**ASSIGNMENT**: Each line of the records needs to be written out exactly, with any image left out.

[Page and application data records]
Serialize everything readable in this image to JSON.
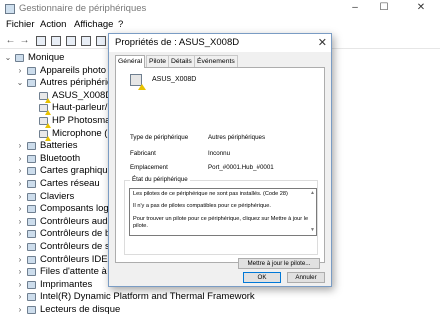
{
  "main_window": {
    "title": "Gestionnaire de périphériques",
    "controls": {
      "minimize": "–",
      "maximize": "☐",
      "close": "✕"
    },
    "menu": [
      "Fichier",
      "Action",
      "Affichage",
      "?"
    ],
    "tree": [
      {
        "label": "Monique",
        "level": 0,
        "expander": "⌄"
      },
      {
        "label": "Appareils photo",
        "level": 1,
        "expander": "›"
      },
      {
        "label": "Autres périphériques",
        "level": 1,
        "expander": "⌄"
      },
      {
        "label": "ASUS_X008D",
        "level": 2,
        "expander": "",
        "warn": true
      },
      {
        "label": "Haut-parleur/Écouteurs",
        "level": 2,
        "expander": "",
        "warn": true
      },
      {
        "label": "HP Photosmart",
        "level": 2,
        "expander": "",
        "warn": true
      },
      {
        "label": "Microphone (Realtek)",
        "level": 2,
        "expander": "",
        "warn": true
      },
      {
        "label": "Batteries",
        "level": 1,
        "expander": "›"
      },
      {
        "label": "Bluetooth",
        "level": 1,
        "expander": "›"
      },
      {
        "label": "Cartes graphiques",
        "level": 1,
        "expander": "›"
      },
      {
        "label": "Cartes réseau",
        "level": 1,
        "expander": "›"
      },
      {
        "label": "Claviers",
        "level": 1,
        "expander": "›"
      },
      {
        "label": "Composants logiciels",
        "level": 1,
        "expander": "›"
      },
      {
        "label": "Contrôleurs audio, vidéo et jeu",
        "level": 1,
        "expander": "›"
      },
      {
        "label": "Contrôleurs de bus USB",
        "level": 1,
        "expander": "›"
      },
      {
        "label": "Contrôleurs de stockage",
        "level": 1,
        "expander": "›"
      },
      {
        "label": "Contrôleurs IDE ATA/ATAPI",
        "level": 1,
        "expander": "›"
      },
      {
        "label": "Files d'attente à l'impression",
        "level": 1,
        "expander": "›"
      },
      {
        "label": "Imprimantes",
        "level": 1,
        "expander": "›"
      },
      {
        "label": "Intel(R) Dynamic Platform and Thermal Framework",
        "level": 1,
        "expander": "›"
      },
      {
        "label": "Lecteurs de disque",
        "level": 1,
        "expander": "›"
      }
    ]
  },
  "dialog": {
    "title": "Propriétés de : ASUS_X008D",
    "close": "✕",
    "tabs": [
      "Général",
      "Pilote",
      "Détails",
      "Événements"
    ],
    "active_tab": "Général",
    "device_name": "ASUS_X008D",
    "properties": [
      {
        "label": "Type de périphérique",
        "value": "Autres périphériques"
      },
      {
        "label": "Fabricant",
        "value": "Inconnu"
      },
      {
        "label": "Emplacement",
        "value": "Port_#0001.Hub_#0001"
      }
    ],
    "status_group_label": "État du périphérique",
    "status_lines": [
      "Les pilotes de ce périphérique ne sont pas installés. (Code 28)",
      "Il n'y a pas de pilotes compatibles pour ce périphérique.",
      "Pour trouver un pilote pour ce périphérique, cliquez sur Mettre à jour le pilote."
    ],
    "update_driver_button": "Mettre à jour le pilote...",
    "ok_button": "OK",
    "cancel_button": "Annuler"
  }
}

**EXERCISE OUTPUT**:
Serialize everything readable in this image to JSON.
{
  "main_window": {
    "title": "Gestionnaire de périphériques",
    "controls": {
      "minimize": "–",
      "maximize": "☐",
      "close": "✕"
    },
    "menu": [
      "Fichier",
      "Action",
      "Affichage",
      "?"
    ],
    "tree": [
      {
        "label": "Monique",
        "level": 0,
        "expander": "⌄"
      },
      {
        "label": "Appareils photo",
        "level": 1,
        "expander": "›"
      },
      {
        "label": "Autres périphériques",
        "level": 1,
        "expander": "⌄"
      },
      {
        "label": "ASUS_X008D",
        "level": 2,
        "expander": "",
        "warn": true
      },
      {
        "label": "Haut-parleur/Écouteurs",
        "level": 2,
        "expander": "",
        "warn": true
      },
      {
        "label": "HP Photosmart",
        "level": 2,
        "expander": "",
        "warn": true
      },
      {
        "label": "Microphone (Realtek)",
        "level": 2,
        "expander": "",
        "warn": true
      },
      {
        "label": "Batteries",
        "level": 1,
        "expander": "›"
      },
      {
        "label": "Bluetooth",
        "level": 1,
        "expander": "›"
      },
      {
        "label": "Cartes graphiques",
        "level": 1,
        "expander": "›"
      },
      {
        "label": "Cartes réseau",
        "level": 1,
        "expander": "›"
      },
      {
        "label": "Claviers",
        "level": 1,
        "expander": "›"
      },
      {
        "label": "Composants logiciels",
        "level": 1,
        "expander": "›"
      },
      {
        "label": "Contrôleurs audio, vidéo et jeu",
        "level": 1,
        "expander": "›"
      },
      {
        "label": "Contrôleurs de bus USB",
        "level": 1,
        "expander": "›"
      },
      {
        "label": "Contrôleurs de stockage",
        "level": 1,
        "expander": "›"
      },
      {
        "label": "Contrôleurs IDE ATA/ATAPI",
        "level": 1,
        "expander": "›"
      },
      {
        "label": "Files d'attente à l'impression",
        "level": 1,
        "expander": "›"
      },
      {
        "label": "Imprimantes",
        "level": 1,
        "expander": "›"
      },
      {
        "label": "Intel(R) Dynamic Platform and Thermal Framework",
        "level": 1,
        "expander": "›"
      },
      {
        "label": "Lecteurs de disque",
        "level": 1,
        "expander": "›"
      }
    ]
  },
  "dialog": {
    "title": "Propriétés de : ASUS_X008D",
    "close": "✕",
    "tabs": [
      "Général",
      "Pilote",
      "Détails",
      "Événements"
    ],
    "active_tab": "Général",
    "device_name": "ASUS_X008D",
    "properties": [
      {
        "label": "Type de périphérique",
        "value": "Autres périphériques"
      },
      {
        "label": "Fabricant",
        "value": "Inconnu"
      },
      {
        "label": "Emplacement",
        "value": "Port_#0001.Hub_#0001"
      }
    ],
    "status_group_label": "État du périphérique",
    "status_lines": [
      "Les pilotes de ce périphérique ne sont pas installés. (Code 28)",
      "Il n'y a pas de pilotes compatibles pour ce périphérique.",
      "Pour trouver un pilote pour ce périphérique, cliquez sur Mettre à jour le pilote."
    ],
    "update_driver_button": "Mettre à jour le pilote...",
    "ok_button": "OK",
    "cancel_button": "Annuler"
  }
}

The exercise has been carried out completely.